According to the Centers for Disease Control (CDC), last year, more than 21,000 people in the U.S. were diagnosed with whooping cough. This is the highest rate of whooping cough that the U.S. has seen in approximately 50 years. Currently, there is a whooping cough epidemic in California. Last year, in California, there were 8,300 cases of whooping cough and 10 babies died. Nationally, there were 26 deaths attributable to whooping cough.
Whooping cough, also known as Pertussis, is a highly contagious bacterial infection. Once infected, it starts with symptoms that seem to be consistent with the common cold. However, within 10 to 12 days, it progresses. It can lead to weeks or months of coughing. It can also result in many devastating complications, such as pneumonia, dehydration, blindness, hearing loss, brain damage, seizures, or death. Infants have the highest risk of dying from this disease.
Those at highest risk, generally are those who have not yet be able to receive a high level of protection after receiving 3 doses of the pertussis vaccine. These include, but are not limited to:
* children who have not been vaccinated,
* children with delayed immunizations,
* children who are less than 6 months old
It is recommended that all children receive that whooping cough vaccine. This is offered as part of the Diphtheria-Tetanus-acellular Pertussis (DTaP) combination vaccine for children at ages 2, 4, 6, and 12-18 months old, with a booster at 4 to 5 years old. Additional recommendations are for children’s primary caregivers (moms, dads, grandparents, etc.) to receive the Tetanus-diphtheria-acellular pertussis (Tdap) vaccine.

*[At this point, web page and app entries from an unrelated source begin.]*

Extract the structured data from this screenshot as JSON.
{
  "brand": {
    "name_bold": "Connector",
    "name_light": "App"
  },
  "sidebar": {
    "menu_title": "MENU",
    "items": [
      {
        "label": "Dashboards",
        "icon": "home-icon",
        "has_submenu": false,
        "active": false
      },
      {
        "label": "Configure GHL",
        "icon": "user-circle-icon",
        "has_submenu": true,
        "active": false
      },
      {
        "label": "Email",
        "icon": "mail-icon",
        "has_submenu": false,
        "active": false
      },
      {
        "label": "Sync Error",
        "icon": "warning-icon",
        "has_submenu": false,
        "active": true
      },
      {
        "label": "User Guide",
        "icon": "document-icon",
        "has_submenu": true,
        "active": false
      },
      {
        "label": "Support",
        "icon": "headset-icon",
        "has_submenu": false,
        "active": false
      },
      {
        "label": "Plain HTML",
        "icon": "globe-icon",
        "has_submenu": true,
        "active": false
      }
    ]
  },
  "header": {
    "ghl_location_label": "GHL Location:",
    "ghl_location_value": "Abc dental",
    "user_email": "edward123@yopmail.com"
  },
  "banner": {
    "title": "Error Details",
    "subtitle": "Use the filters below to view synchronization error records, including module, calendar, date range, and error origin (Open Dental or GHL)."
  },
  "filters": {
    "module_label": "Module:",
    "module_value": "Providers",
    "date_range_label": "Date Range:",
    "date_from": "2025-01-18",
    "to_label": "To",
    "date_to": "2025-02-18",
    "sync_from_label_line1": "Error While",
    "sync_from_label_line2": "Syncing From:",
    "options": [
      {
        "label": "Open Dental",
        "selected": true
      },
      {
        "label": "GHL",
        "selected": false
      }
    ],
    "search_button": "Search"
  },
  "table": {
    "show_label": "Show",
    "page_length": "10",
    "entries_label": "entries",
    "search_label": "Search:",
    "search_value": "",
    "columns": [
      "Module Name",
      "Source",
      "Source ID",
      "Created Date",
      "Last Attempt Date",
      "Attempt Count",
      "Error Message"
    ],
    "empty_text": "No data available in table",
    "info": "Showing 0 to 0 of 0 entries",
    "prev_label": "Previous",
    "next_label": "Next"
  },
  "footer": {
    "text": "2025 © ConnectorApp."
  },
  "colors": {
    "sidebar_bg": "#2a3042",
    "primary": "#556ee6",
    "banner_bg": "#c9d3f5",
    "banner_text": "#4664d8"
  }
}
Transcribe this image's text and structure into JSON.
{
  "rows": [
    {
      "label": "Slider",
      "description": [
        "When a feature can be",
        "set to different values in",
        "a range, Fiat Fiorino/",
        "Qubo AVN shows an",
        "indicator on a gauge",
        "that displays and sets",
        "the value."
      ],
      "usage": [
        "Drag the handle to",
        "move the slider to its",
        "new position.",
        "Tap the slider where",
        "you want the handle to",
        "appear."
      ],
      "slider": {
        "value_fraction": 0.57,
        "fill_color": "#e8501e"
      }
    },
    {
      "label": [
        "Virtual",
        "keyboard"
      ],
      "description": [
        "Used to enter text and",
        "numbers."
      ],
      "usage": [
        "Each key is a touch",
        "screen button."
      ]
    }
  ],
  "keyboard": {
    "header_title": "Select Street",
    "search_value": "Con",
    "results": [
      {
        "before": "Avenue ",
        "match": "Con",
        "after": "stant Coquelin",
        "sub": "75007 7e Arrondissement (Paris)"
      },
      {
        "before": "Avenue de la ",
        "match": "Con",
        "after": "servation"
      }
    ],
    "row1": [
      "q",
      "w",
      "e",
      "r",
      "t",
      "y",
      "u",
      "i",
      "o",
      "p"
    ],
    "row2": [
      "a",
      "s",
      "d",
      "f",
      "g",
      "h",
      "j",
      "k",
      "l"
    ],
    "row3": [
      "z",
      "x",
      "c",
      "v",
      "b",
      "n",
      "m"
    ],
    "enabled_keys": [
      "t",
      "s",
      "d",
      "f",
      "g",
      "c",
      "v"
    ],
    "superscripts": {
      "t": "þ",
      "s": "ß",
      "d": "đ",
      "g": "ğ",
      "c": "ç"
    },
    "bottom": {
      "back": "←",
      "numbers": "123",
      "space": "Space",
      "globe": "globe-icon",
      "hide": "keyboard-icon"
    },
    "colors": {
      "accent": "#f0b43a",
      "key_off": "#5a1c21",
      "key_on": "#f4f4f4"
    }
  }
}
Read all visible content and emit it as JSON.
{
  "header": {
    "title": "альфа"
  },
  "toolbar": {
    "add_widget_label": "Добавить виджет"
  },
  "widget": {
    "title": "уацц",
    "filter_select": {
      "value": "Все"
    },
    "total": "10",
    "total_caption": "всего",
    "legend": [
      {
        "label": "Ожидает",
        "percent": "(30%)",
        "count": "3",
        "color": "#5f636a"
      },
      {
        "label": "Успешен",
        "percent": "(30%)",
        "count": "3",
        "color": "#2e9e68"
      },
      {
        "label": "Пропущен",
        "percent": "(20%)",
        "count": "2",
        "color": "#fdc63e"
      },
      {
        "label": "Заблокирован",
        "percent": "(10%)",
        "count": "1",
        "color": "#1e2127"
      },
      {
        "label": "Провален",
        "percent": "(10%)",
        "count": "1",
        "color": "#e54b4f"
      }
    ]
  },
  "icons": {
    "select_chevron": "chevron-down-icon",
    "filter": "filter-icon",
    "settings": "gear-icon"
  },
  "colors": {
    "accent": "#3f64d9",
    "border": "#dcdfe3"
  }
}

I recommend this for all of my patients, their parents, and the older kids (teenagers) at home. Funny enough, dads hate the idea of receiving any vaccines. I never thought I would hear so many grown men cry, “But doc, do you know I hate shots? Do you know the last time I got shots?” My usual reply is, “Yes, I understand. No one likes them. Since, it’s been so long, you are probably not protected against pertussis. Just remember, you’re not doing this for yourself; you’re doing this for your baby.”
As always, consult your doctor with any questions you have about this disease and/or its prevention.